* _Data excerpts_
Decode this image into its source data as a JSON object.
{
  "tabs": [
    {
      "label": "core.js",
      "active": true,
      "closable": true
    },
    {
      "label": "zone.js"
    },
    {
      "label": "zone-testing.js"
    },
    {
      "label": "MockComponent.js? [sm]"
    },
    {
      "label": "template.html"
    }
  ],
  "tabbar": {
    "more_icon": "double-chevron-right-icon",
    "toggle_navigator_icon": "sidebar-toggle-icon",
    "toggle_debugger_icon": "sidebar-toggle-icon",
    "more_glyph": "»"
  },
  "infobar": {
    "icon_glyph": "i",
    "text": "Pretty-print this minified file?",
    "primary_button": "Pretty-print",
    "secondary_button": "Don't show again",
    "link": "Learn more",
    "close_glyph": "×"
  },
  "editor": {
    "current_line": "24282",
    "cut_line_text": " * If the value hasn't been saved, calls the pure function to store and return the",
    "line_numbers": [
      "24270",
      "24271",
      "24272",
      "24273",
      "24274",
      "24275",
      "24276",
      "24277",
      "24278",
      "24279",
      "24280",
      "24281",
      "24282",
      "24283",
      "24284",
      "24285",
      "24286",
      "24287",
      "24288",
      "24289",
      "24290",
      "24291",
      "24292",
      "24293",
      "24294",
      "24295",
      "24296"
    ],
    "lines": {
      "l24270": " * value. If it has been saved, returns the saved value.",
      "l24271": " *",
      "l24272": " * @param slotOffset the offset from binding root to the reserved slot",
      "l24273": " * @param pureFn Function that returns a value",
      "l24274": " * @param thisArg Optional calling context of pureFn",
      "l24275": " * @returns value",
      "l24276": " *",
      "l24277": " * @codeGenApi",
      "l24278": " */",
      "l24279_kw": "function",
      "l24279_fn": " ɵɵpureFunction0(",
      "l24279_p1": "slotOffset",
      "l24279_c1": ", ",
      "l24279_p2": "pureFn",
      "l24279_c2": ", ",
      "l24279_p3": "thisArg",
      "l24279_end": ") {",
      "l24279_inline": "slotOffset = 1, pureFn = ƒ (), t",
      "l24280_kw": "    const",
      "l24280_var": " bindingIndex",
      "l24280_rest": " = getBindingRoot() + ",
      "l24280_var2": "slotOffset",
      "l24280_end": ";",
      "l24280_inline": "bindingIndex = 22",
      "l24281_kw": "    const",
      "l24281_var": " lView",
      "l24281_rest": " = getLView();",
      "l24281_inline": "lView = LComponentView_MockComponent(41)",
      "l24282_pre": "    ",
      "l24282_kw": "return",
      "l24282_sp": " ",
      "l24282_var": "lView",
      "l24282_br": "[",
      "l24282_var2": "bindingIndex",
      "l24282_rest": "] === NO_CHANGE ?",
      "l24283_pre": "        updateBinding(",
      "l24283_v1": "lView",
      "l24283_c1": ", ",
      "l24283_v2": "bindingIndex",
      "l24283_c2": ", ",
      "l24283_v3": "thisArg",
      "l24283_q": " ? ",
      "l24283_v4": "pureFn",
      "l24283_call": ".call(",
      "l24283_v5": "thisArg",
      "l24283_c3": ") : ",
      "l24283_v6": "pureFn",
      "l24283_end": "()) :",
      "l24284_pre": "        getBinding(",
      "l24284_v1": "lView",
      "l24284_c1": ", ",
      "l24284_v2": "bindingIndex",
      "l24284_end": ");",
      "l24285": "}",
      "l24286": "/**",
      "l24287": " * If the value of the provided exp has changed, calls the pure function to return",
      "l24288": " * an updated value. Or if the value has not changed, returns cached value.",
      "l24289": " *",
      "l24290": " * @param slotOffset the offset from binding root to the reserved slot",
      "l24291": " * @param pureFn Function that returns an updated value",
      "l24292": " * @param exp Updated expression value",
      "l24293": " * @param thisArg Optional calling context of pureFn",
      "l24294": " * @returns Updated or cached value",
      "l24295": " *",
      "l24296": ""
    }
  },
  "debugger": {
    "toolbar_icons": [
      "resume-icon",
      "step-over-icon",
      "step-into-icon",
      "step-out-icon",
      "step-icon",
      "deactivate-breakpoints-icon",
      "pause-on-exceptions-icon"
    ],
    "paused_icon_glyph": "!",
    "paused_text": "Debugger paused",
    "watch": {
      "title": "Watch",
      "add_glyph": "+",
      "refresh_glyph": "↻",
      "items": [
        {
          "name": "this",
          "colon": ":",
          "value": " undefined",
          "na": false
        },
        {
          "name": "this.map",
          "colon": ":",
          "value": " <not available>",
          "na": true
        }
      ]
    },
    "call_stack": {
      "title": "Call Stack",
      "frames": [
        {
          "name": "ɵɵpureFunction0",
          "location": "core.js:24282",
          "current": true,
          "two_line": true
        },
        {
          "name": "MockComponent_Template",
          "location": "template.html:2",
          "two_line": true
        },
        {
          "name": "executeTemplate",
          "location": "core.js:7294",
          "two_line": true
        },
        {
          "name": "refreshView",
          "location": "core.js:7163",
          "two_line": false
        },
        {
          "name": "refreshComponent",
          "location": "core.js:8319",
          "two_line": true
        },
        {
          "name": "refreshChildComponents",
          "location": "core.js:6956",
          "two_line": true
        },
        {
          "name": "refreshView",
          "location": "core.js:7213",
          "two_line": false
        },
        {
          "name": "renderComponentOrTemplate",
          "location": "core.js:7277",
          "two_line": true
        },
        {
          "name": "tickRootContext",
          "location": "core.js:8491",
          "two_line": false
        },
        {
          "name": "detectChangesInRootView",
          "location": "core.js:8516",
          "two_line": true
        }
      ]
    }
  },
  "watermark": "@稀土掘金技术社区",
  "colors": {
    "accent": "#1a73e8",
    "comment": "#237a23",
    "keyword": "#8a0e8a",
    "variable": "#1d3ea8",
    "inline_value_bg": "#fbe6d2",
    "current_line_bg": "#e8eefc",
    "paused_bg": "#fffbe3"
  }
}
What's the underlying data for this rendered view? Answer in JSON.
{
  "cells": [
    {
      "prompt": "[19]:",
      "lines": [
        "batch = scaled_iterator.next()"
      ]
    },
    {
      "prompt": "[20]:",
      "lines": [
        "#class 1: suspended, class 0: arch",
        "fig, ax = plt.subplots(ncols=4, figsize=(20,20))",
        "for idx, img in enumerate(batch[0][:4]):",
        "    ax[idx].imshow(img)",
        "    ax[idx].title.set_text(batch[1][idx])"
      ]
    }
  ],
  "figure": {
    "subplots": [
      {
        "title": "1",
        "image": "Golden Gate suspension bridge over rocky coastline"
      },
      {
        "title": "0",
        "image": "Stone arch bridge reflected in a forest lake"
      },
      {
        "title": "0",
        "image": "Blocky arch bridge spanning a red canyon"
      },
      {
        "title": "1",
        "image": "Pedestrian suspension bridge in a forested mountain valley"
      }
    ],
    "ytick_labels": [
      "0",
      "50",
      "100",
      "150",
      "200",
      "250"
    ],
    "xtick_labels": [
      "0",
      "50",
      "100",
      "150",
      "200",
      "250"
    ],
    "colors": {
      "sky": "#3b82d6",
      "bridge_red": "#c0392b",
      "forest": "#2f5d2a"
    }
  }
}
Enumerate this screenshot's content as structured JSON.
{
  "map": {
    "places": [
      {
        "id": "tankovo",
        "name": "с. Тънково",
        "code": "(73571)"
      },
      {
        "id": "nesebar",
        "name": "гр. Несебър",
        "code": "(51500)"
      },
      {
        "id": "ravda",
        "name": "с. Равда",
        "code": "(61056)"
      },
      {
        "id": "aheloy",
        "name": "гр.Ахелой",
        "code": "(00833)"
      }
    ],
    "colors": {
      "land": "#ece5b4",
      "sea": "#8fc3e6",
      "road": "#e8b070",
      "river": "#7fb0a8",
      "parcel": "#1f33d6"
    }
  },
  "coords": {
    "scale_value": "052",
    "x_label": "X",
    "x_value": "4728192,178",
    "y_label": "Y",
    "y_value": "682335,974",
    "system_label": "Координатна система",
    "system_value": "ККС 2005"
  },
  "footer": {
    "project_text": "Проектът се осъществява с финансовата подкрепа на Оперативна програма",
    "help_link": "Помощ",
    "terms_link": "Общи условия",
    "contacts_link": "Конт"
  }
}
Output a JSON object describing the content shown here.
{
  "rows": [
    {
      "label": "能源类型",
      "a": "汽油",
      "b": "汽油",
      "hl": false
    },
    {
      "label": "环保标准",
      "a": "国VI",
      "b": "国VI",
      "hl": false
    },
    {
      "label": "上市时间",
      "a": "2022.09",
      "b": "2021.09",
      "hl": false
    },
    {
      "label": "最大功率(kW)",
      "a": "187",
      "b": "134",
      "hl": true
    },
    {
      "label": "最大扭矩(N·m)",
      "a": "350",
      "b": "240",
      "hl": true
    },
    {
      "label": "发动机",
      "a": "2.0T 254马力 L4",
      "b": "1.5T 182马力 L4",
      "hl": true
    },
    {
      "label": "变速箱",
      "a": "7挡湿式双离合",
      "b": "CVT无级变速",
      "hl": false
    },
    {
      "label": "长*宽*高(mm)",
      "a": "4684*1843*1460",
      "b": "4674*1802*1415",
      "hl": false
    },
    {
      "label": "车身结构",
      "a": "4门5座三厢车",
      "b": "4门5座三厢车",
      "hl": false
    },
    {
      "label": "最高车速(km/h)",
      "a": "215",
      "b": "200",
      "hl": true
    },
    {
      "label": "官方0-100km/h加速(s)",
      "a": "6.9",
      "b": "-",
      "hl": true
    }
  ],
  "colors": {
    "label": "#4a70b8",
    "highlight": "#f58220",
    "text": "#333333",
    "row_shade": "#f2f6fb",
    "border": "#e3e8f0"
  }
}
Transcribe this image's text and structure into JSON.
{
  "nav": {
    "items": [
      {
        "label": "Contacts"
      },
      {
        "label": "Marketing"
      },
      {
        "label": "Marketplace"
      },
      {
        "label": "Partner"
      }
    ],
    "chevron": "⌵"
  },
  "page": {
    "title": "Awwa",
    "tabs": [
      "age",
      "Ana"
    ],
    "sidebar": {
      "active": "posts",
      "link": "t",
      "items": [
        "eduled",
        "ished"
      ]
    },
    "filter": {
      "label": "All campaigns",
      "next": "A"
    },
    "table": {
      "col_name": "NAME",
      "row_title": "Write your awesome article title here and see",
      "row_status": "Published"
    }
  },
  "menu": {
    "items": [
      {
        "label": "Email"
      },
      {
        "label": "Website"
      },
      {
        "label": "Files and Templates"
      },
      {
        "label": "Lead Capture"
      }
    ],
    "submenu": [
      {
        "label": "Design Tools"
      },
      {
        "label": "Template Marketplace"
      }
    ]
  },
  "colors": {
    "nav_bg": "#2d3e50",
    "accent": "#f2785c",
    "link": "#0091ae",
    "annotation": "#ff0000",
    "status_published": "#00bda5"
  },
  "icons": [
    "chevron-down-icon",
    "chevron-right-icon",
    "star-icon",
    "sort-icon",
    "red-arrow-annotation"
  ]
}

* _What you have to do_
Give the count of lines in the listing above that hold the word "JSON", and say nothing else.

* _Answer section_
5